The cost of solar generation now has reached a pivot point — the cost of the motors to turn the panels, the structures to hold them and the land leases to locate the farms are greater than the cost of the panels, said Bruce Parkinson, School of Energy Resources professor of chemistry at the University of Wyoming.
That means the focus of research now is not just bringing down the costs, as has been the case from some years, but in finding more and more efficiency in the science of solar energy, he said.
Going forward, political support in Wyoming, where many are loyal to fossil fuels, could be a factor in solar’s success here, Parkinson said.
“The issue in Wyoming is really the political will,” he said. “Everyone just wants coal even though that’s not coming back.”
Wind has been a lesson in how Wyoming responds to renewables. Concerns have been varied, from killing birds and raptors to impeding the wild viewshed of Wyoming to reclamation of steel towers driven into the prairies. Likewise, the first solar project in Green River raised concerns about wildlife, doubts that eventually shifted the project’s boundaries to avoid a migration route.
The economics of wind have also been questioned. As an industry, it does not offer as much in terms of jobs and revenue as the fossil fuel industries like coal and oil. The introduction of a tax on wind was meant to offset that. Then-Gov. Dave Freudenthal has said that he regrets not also considering a solar tax at the time, but wind was the pressing concern.
Solar’s contribution in terms of dollars would be similar to wind’s, though without the tax, Parkinson said. It’s big in terms of local tax revenue and a job’s impact is largely during installation and construction, he said.
But in the pushback against wind, some Wyomingites also began to take issue with the federal law that gives small renewable projects a leg up: PURPA.
Meant to help diversify the energy economy in the ‘70s, the laws guarantee that solar or wind projects under a certain megawatt threshold will have a buyer in the local utilities — whether the utility wants that power or not.

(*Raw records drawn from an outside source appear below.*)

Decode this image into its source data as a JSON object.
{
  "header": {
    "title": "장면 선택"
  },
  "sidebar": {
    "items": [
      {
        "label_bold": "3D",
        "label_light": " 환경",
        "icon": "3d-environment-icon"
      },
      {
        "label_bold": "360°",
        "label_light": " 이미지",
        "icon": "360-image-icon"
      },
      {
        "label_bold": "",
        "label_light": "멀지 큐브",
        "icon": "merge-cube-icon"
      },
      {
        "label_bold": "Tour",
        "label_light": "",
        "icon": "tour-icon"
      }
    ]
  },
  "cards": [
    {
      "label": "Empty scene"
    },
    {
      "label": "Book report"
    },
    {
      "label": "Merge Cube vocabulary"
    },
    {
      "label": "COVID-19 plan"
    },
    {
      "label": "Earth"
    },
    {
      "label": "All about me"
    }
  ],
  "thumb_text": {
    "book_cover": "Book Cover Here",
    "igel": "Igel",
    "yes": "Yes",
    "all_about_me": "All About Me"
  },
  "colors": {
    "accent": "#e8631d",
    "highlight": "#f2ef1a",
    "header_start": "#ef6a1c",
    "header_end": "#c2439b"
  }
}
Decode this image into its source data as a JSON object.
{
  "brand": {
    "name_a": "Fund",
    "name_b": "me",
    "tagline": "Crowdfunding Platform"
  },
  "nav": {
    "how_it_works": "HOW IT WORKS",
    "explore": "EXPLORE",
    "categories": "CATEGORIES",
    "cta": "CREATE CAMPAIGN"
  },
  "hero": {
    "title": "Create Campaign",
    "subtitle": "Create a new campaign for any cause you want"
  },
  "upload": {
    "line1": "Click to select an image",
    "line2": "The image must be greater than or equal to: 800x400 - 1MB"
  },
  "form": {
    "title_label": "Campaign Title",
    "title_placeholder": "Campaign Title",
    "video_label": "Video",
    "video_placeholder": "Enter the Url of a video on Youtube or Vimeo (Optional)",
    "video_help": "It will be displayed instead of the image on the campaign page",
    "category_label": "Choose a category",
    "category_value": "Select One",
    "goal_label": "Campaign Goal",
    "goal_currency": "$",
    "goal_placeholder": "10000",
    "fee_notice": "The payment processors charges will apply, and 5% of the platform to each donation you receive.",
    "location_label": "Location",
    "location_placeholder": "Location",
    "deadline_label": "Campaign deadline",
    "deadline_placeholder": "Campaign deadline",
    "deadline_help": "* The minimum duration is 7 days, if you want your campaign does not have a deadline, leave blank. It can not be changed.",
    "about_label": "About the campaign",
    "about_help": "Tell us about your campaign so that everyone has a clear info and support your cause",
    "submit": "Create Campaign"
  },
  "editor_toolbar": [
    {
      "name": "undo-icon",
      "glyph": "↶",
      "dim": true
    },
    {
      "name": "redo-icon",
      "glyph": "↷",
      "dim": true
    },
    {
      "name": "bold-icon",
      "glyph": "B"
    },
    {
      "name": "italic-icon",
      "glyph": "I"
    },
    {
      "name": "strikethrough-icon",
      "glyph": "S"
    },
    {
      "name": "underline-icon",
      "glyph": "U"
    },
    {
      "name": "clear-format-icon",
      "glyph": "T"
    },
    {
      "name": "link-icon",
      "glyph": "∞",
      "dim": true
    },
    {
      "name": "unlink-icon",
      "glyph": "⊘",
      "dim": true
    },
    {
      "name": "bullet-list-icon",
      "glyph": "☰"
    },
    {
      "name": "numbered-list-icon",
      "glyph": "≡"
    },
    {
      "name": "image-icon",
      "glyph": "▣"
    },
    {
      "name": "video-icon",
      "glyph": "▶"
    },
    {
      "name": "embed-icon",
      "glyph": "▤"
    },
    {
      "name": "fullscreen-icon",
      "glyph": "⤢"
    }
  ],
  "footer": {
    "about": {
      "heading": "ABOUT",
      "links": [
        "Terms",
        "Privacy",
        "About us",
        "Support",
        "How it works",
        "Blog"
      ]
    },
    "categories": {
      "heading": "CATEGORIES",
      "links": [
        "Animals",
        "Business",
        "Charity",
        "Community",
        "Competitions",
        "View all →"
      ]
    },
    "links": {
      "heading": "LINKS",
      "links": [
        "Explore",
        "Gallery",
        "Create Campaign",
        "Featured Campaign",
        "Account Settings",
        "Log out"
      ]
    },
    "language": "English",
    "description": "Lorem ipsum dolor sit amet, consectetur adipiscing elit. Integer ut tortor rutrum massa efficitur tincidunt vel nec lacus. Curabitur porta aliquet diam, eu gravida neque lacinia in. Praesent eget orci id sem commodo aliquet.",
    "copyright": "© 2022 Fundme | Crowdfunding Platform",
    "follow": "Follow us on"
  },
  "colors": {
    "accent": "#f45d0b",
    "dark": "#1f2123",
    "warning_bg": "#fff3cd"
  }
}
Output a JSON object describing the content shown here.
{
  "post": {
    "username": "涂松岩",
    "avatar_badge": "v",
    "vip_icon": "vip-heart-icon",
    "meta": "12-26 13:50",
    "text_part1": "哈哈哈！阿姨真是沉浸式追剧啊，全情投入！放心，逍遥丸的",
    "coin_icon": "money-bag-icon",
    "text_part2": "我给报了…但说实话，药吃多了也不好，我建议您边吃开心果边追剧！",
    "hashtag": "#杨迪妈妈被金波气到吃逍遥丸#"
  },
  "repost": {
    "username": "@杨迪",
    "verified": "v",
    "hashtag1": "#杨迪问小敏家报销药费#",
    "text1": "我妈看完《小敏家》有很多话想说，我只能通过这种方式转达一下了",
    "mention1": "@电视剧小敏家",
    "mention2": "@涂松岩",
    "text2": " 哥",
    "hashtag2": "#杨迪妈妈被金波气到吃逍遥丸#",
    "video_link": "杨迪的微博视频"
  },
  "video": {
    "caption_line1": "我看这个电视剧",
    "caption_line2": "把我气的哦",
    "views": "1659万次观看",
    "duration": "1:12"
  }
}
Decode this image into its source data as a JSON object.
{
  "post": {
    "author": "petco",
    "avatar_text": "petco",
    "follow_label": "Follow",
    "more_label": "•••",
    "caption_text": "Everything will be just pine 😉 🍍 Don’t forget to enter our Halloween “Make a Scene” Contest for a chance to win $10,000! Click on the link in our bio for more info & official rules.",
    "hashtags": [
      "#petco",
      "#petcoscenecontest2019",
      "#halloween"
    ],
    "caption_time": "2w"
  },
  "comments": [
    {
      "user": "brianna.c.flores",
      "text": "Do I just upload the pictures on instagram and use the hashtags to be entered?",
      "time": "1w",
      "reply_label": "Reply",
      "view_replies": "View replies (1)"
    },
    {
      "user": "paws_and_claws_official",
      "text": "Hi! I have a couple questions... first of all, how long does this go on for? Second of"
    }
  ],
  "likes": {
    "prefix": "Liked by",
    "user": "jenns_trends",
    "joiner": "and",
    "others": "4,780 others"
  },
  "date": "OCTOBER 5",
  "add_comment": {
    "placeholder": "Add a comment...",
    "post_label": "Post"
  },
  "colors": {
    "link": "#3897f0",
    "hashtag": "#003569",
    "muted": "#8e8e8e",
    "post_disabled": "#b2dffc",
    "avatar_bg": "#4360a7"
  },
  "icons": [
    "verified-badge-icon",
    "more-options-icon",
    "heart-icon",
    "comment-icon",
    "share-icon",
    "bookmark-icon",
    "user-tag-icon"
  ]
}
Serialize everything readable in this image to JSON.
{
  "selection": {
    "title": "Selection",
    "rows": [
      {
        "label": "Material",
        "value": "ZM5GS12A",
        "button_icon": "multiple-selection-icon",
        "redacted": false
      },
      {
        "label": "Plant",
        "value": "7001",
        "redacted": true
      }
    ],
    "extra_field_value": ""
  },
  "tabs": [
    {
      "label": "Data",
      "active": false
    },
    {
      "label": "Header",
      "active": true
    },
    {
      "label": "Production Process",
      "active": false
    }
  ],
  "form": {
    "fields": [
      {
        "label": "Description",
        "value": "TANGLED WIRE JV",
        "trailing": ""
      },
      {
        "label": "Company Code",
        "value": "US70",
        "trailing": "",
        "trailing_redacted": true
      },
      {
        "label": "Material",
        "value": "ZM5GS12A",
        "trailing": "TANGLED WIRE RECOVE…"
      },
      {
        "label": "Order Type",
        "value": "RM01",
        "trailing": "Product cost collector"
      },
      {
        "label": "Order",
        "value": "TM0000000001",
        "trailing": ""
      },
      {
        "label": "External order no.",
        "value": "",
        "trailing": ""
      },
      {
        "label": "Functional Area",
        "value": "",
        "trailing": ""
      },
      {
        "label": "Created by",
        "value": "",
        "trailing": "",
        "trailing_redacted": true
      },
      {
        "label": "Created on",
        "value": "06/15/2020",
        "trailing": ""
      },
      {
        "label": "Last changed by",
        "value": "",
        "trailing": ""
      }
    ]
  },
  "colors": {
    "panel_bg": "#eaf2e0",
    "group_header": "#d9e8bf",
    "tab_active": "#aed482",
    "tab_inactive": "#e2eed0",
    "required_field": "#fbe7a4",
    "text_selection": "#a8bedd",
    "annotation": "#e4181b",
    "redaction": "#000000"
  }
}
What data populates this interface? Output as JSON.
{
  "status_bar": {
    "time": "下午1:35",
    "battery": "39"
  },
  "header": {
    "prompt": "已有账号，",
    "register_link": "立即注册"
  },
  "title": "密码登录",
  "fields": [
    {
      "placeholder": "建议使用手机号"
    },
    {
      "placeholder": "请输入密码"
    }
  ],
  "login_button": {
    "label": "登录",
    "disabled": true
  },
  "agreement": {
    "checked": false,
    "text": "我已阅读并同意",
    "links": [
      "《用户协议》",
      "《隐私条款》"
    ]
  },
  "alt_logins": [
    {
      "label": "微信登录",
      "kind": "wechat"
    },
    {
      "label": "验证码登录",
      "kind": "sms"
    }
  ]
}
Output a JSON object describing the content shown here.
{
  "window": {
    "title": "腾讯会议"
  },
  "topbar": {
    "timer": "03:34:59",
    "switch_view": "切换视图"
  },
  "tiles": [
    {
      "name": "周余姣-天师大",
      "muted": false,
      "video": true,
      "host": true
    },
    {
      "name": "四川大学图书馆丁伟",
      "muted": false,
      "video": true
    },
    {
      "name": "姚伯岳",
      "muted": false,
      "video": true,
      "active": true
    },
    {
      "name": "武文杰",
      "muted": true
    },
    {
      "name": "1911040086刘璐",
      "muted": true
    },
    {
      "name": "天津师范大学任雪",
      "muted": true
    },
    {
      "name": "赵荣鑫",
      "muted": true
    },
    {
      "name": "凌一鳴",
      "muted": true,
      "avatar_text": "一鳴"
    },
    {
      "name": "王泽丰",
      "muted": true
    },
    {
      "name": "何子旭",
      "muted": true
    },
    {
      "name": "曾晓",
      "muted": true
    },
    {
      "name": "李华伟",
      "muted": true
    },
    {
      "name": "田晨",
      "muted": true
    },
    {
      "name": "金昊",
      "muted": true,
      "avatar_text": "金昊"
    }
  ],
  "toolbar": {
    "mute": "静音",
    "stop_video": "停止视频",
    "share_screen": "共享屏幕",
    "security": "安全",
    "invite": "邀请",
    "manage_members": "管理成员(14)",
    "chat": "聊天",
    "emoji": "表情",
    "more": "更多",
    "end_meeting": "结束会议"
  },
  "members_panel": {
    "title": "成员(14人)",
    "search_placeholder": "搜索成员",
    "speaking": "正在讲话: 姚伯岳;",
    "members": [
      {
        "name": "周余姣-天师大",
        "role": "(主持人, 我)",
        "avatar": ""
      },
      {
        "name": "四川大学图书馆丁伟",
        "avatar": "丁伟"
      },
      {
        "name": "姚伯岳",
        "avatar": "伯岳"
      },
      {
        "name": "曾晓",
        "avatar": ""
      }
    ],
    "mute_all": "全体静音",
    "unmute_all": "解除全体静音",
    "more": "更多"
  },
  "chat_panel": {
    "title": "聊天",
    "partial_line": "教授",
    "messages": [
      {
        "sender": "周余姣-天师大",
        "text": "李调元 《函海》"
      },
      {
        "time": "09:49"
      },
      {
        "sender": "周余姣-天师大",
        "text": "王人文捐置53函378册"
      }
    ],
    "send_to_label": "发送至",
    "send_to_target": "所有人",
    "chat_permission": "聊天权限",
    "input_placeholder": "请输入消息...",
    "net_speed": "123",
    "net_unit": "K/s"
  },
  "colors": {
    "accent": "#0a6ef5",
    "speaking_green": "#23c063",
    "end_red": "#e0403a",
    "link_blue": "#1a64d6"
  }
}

That deal frustrated opponents of some of Wyoming’s recent wind projects, as it meant the utility was taking on power that it potentially did not need and at a cost that is not publicly known.
The Fossil Solar project is pursuing a contract with Rocky Mountain Power via the PURPA provision, said Knight of Strata. But if that avenue is not possible or the utility would be interested in buying power outside of that deal, the company would still proceed, he said.
“I think in any industry you are going to have people that are just trying to make a quick dollar and people who are in it for the long haul trying to create long-term value,” Knight said. “We are in it for the long term.”
Rocky Mountain Power is completing a feasibility study on how much it would cost to connect Fossil Solar to its system. That will give Strata an idea of whether this is a viable project, Knight staid.
In any case, they are making a bet stepping into Wyoming, he said.
In Wyoming, that means testing the waters with one farm proposal on the western edge of the state’s solar sweet spot.